---------- Available data

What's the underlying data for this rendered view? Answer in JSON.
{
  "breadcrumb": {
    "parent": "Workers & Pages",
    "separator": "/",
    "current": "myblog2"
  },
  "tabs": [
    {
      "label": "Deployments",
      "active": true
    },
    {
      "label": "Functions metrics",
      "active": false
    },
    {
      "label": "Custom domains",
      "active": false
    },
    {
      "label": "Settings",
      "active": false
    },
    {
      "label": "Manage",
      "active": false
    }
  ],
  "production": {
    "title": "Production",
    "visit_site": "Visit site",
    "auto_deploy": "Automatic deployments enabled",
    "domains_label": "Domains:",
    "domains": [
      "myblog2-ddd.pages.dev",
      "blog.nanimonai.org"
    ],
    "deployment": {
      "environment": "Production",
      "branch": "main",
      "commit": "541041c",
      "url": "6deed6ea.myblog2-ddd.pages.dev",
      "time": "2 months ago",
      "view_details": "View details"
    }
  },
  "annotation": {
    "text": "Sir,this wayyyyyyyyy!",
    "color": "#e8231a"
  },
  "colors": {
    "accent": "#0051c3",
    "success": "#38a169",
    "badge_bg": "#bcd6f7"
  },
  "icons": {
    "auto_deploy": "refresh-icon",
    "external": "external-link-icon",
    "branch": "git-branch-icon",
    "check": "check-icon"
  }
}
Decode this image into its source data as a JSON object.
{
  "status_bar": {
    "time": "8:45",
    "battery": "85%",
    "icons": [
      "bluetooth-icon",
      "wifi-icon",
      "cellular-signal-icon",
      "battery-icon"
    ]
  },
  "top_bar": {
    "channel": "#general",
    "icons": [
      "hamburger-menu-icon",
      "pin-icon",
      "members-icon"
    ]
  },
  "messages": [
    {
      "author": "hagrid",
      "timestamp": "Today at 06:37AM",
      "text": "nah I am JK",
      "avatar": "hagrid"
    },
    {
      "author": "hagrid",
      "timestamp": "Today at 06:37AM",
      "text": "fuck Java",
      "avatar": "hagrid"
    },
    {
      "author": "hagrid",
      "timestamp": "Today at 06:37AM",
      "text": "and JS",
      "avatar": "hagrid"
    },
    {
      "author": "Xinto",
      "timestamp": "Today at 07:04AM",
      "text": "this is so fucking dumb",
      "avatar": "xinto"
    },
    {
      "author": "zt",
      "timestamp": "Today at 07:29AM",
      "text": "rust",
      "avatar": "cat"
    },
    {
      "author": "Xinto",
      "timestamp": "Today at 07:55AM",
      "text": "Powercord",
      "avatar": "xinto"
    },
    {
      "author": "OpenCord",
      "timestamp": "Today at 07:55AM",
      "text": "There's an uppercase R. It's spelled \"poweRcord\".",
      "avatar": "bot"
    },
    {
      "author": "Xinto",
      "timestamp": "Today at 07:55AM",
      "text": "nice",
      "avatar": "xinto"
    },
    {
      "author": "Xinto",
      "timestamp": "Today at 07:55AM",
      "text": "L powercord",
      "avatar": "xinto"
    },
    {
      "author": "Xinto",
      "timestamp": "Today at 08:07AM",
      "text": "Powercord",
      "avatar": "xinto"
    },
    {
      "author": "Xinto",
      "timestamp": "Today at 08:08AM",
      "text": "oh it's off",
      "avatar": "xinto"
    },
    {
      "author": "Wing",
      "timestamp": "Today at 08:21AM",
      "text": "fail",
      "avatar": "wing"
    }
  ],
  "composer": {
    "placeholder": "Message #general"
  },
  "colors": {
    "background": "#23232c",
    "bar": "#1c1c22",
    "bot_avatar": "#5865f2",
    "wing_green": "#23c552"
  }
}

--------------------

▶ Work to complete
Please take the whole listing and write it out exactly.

▶ Answer section
What's the underlying data for this rendered view? Answer in JSON.
{
  "breadcrumb": {
    "parent": "Workers & Pages",
    "separator": "/",
    "current": "myblog2"
  },
  "tabs": [
    {
      "label": "Deployments",
      "active": true
    },
    {
      "label": "Functions metrics",
      "active": false
    },
    {
      "label": "Custom domains",
      "active": false
    },
    {
      "label": "Settings",
      "active": false
    },
    {
      "label": "Manage",
      "active": false
    }
  ],
  "production": {
    "title": "Production",
    "visit_site": "Visit site",
    "auto_deploy": "Automatic deployments enabled",
    "domains_label": "Domains:",
    "domains": [
      "myblog2-ddd.pages.dev",
      "blog.nanimonai.org"
    ],
    "deployment": {
      "environment": "Production",
      "branch": "main",
      "commit": "541041c",
      "url": "6deed6ea.myblog2-ddd.pages.dev",
      "time": "2 months ago",
      "view_details": "View details"
    }
  },
  "annotation": {
    "text": "Sir,this wayyyyyyyyy!",
    "color": "#e8231a"
  },
  "colors": {
    "accent": "#0051c3",
    "success": "#38a169",
    "badge_bg": "#bcd6f7"
  },
  "icons": {
    "auto_deploy": "refresh-icon",
    "external": "external-link-icon",
    "branch": "git-branch-icon",
    "check": "check-icon"
  }
}
Decode this image into its source data as a JSON object.
{
  "status_bar": {
    "time": "8:45",
    "battery": "85%",
    "icons": [
      "bluetooth-icon",
      "wifi-icon",
      "cellular-signal-icon",
      "battery-icon"
    ]
  },
  "top_bar": {
    "channel": "#general",
    "icons": [
      "hamburger-menu-icon",
      "pin-icon",
      "members-icon"
    ]
  },
  "messages": [
    {
      "author": "hagrid",
      "timestamp": "Today at 06:37AM",
      "text": "nah I am JK",
      "avatar": "hagrid"
    },
    {
      "author": "hagrid",
      "timestamp": "Today at 06:37AM",
      "text": "fuck Java",
      "avatar": "hagrid"
    },
    {
      "author": "hagrid",
      "timestamp": "Today at 06:37AM",
      "text": "and JS",
      "avatar": "hagrid"
    },
    {
      "author": "Xinto",
      "timestamp": "Today at 07:04AM",
      "text": "this is so fucking dumb",
      "avatar": "xinto"
    },
    {
      "author": "zt",
      "timestamp": "Today at 07:29AM",
      "text": "rust",
      "avatar": "cat"
    },
    {
      "author": "Xinto",
      "timestamp": "Today at 07:55AM",
      "text": "Powercord",
      "avatar": "xinto"
    },
    {
      "author": "OpenCord",
      "timestamp": "Today at 07:55AM",
      "text": "There's an uppercase R. It's spelled \"poweRcord\".",
      "avatar": "bot"
    },
    {
      "author": "Xinto",
      "timestamp": "Today at 07:55AM",
      "text": "nice",
      "avatar": "xinto"
    },
    {
      "author": "Xinto",
      "timestamp": "Today at 07:55AM",
      "text": "L powercord",
      "avatar": "xinto"
    },
    {
      "author": "Xinto",
      "timestamp": "Today at 08:07AM",
      "text": "Powercord",
      "avatar": "xinto"
    },
    {
      "author": "Xinto",
      "timestamp": "Today at 08:08AM",
      "text": "oh it's off",
      "avatar": "xinto"
    },
    {
      "author": "Wing",
      "timestamp": "Today at 08:21AM",
      "text": "fail",
      "avatar": "wing"
    }
  ],
  "composer": {
    "placeholder": "Message #general"
  },
  "colors": {
    "background": "#23232c",
    "bar": "#1c1c22",
    "bot_avatar": "#5865f2",
    "wing_green": "#23c552"
  }
}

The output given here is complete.